Brunel’s Windmill Bridge in Photos

Windmill Bridge is located in West London, near Hanwell flight of locks on Grand Junction Canal. It is better known as Three Bridges even though there aren’t three bridges. It’s a clever structure that makes road, canal and railway crossing possible at the same spot. It was opened 160 years ago.

The engineer was Isambard Kingdom Brunel, and Windmill Bridge was part of his last railway project. The work started in 1856. It was built by E. R. Murray and J. L. Tredwell according to Historic England website. The project was completed just before Brunel’s death in 1859. It is nowadays a scheduled monument. I visited the bridge with Susan and Daniel Hayton on the sunny autumn day, 24 September 2017.

1. Three Bridges, London, 24 September 2017, canalwalk

The road bridge on the top carries Windmill Lane over the Grand Junction Canal and the freight only Brentford branch line from Southall to Brentford.

2. Three Bridges, London, 24 September 2017
This is taken from the road bridge. A cast-iron aqueduct is carrying the waters of the Grand Junction Canal under the bridge and over the railway (currently known as Brentford branch line). Originally the railway was called Great Western and Brentford Railway and it was double-track broad gauge railway (source).  
3. Three Bridges, London, 24 September 2017
The waters of Grand Union Canal are carried over the railway by a cast-iron aqueduct.
4. Three Bridges, London, 24 September 2017
The Brentford branch line is nowadays a single-track railway.

I don’t know when the other track was dismantled but they still existed in the 60s but had gone by 1972. I gather this after watching the pictures on the Disused Stations website.

5. Three Bridges, London, 24 September 2017
Strainer arches over the railway.
6. Three Bridges, London, 24 September 2017
On the side plate girders there can be seen the iron founder’s name and address: MATTw T SHAW 64 CANNON STREET CITY.

7. Three Bridges, London, 24 September 2017

Under the road bridge by the canal:

8. Three Bridges, London, 24 September 2017

9. Three Bridges, London, 24 September 2017

The last picture is taken from other side of the canal, from Three Bridge Park:

10. Three Bridges, London, 24 September 2017

The bridge is called Windmill Bridge because there was originally a windmill standing on the site.

Photos and text © Katriina Etholén

On the Disused Stations website you can find a great article with many historical pictures of the structure. If you find the structure interesting, then I really do recommend you to check it.

About the bridge on Historic England website.

12 thoughts on “Brunel’s Windmill Bridge in Photos

Add yours

  1. What an interesting place, and what an ingenious piece of civil engineering! I’d never heard of this before, so I’ve just looked at the Disused Stations link. It’s clearly not the easiest thing to photograph unless you have access to the railway track!

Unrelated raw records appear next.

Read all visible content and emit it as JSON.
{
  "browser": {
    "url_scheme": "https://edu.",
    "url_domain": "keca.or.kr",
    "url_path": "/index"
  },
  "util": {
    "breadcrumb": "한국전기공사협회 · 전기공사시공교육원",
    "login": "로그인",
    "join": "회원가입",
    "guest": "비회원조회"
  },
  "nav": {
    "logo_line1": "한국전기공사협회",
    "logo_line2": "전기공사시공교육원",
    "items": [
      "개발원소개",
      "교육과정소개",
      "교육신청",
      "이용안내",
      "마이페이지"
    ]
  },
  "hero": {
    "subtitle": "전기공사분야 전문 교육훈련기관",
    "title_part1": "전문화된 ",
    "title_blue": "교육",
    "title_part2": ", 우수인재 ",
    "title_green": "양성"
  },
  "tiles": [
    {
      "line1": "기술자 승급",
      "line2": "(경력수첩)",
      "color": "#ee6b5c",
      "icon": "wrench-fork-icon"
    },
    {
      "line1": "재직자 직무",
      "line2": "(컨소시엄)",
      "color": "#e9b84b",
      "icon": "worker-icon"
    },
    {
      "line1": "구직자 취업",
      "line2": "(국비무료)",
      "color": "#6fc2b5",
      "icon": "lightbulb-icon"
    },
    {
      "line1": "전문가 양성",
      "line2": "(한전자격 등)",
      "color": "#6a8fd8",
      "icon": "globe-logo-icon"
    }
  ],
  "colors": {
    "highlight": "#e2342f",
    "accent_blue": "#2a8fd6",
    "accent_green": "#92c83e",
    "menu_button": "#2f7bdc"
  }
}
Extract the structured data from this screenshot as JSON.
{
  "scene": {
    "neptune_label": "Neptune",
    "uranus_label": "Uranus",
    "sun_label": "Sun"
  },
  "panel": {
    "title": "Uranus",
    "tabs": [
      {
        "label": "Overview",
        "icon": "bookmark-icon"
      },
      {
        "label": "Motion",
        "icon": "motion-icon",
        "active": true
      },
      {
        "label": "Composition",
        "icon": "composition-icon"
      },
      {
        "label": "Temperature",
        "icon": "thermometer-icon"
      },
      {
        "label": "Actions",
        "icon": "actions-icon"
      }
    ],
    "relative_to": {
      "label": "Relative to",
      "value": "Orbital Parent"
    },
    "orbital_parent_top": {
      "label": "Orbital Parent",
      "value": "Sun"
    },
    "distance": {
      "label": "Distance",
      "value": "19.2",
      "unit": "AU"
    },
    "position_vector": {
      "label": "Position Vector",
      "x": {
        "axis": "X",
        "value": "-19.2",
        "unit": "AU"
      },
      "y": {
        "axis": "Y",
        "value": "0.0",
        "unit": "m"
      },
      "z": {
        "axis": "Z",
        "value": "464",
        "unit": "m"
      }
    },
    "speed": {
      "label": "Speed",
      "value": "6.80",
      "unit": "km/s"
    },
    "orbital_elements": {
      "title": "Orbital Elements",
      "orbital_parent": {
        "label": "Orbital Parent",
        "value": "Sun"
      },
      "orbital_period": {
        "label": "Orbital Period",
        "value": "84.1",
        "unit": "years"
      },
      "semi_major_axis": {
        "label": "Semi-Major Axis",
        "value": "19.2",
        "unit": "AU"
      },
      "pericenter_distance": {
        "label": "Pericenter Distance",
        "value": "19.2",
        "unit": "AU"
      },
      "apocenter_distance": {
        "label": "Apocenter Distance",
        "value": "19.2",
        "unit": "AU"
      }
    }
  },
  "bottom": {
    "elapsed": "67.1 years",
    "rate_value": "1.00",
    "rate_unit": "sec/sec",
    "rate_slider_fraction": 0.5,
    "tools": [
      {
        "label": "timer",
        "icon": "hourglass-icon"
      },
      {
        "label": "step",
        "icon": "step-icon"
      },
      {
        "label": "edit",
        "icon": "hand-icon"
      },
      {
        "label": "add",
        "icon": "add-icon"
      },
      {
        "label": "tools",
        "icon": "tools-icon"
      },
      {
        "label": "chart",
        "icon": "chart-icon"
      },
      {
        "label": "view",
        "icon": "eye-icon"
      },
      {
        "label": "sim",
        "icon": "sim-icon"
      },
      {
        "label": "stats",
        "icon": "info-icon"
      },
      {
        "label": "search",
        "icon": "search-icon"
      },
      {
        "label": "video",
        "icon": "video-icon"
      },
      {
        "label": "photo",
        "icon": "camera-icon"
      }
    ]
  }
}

    Liked by 1 person

    1. Yes, I noticed. I don’t know if I was on my own, had I tried to find a way, but as the railway is still in use, I guess it wouldn’t be easy if you didn’t know where to go. But yes, a very interesting structure. And for some reason it is ignored in most Brunel books. At least I didn’t find anything about it in my books.

      Liked by 1 person

  2. I had no idea that Brunel had built this – thank you! An amazing feat of engineering. I used to see Brunel’s bridge across the Tamar every morning when I woke up for school, because I could see it from by bedroom window – I even walked across it once.

    Liked by 1 person

    1. You’re welcome. I have several Brunel-related books, and there are no mention about this as it’s not one of his “major” works, so to speak, even though this is quite amazing. I visited Plymouth a couple of years ago just to see and photograph the Royal Albert Bridge. Its anniversary was last May, so once again I am late as I will publish a photo story about that bridge (that I photographed from both side) this spring. But better late than never!

      Liked by 1 person

Leave a Reply

Fill in your details below or click an icon to log in:

WordPress.com Logo

You are commenting using your WordPress.com account. Log Out /  Change )

Google photo

You are commenting using your Google account. Log Out /  Change )

Twitter picture

You are commenting using your Twitter account. Log Out /  Change )

Facebook photo

You are commenting using your Facebook account. Log Out /  Change )

Connecting to %s

Create a free website or blog at WordPress.com.

Up ↑

Create your website with WordPress.com
Get started
<span>%d</span> bloggers like this: